FBI Director J. Edgar Hoover was behind the biggest law enforcement intelligence failure of the 20th century in repeatedly declaring that there was no such thing as the Mafia.
However, on November 14, 1957 state troopers raided the home of Joseph Barbara in Apalachin, NY where Italian crime bosses from across the country were meeting, and after the historic roundup even the good Director had to capitulate.
In his new book Mafia Summit: J. Edgar Hoover, The Kennedy Brothers, and the Meeting that Unmasked the Mob author Gil Reavill provides the back story on the infamous meeting, and an excerpt is reprinted by the Daily News:
On the agenda: heroin, Cuba, divvying up Albert Anastasia's piece of the pie.

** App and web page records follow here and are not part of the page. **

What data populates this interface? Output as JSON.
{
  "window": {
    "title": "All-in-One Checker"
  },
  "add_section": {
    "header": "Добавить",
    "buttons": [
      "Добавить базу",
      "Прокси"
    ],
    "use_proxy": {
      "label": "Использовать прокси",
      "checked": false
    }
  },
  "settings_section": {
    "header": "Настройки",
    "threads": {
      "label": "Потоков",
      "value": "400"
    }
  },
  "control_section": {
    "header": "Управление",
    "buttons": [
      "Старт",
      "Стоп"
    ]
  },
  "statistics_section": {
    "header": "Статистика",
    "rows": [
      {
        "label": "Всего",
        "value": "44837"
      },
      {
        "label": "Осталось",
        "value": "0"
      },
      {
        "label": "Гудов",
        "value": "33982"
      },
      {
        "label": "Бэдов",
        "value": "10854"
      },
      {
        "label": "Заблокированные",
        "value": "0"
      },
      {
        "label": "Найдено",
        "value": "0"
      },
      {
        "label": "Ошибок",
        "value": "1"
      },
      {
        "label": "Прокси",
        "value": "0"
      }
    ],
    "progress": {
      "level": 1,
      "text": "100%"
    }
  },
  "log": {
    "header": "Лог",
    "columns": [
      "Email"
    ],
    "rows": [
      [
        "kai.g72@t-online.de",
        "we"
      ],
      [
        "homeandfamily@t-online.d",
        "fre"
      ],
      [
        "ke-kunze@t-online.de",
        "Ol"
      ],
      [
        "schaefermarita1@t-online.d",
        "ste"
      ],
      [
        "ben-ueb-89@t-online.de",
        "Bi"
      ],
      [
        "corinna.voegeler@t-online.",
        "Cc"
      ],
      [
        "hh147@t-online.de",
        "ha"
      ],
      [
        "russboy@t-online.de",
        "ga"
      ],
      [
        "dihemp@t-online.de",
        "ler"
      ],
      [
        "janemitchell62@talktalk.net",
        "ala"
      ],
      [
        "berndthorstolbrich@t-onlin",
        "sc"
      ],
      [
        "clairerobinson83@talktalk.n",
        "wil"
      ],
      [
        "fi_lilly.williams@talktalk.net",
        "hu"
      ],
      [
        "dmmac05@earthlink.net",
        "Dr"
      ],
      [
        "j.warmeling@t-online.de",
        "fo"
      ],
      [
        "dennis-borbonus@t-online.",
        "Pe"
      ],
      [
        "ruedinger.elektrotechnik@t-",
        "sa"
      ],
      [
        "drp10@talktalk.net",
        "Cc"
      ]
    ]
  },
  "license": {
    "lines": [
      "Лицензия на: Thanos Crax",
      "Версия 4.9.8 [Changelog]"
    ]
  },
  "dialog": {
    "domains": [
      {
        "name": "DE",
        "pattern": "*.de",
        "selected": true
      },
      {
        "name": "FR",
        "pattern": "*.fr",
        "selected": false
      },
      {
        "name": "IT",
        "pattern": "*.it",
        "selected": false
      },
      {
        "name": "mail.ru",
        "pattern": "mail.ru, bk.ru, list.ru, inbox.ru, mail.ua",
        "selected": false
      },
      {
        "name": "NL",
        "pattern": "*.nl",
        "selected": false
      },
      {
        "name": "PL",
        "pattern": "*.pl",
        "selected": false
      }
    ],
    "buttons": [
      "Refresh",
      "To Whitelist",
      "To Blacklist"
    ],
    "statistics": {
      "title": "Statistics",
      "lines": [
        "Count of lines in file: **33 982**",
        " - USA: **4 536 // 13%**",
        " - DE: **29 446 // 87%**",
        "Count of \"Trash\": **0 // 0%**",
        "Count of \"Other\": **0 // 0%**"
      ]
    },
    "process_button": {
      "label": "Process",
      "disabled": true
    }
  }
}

Also, the elephant in the room, how best to recognize Vito's status in the overheated, competitive world of the Five Families of New York City.
Genovese's presence overwhelms the gathering. The "Right Man" is sitting right there. He wants to be crowned. He wants the capo dei capi, the boss-of-bosses title. With Costello wounded and out of the way, and Anastasia dead, who is there to deny him?
It doesn't look as though a simple "godfather" label is going to do it for Vito. Maybe just plain "God"? How about that? Would that satisfy his unquenchable thirst for power?
Following the Apalachin bust the FBI in 1958 released its so-called Mafia Monograph by which it at long last definitively recognized that "available evidence shows that beyond the shadow of a doubt, the Mafia does exist today in the United States, as well as in Sicily and Italy, as a vicious, evil, and tyrannical form of organized criminality."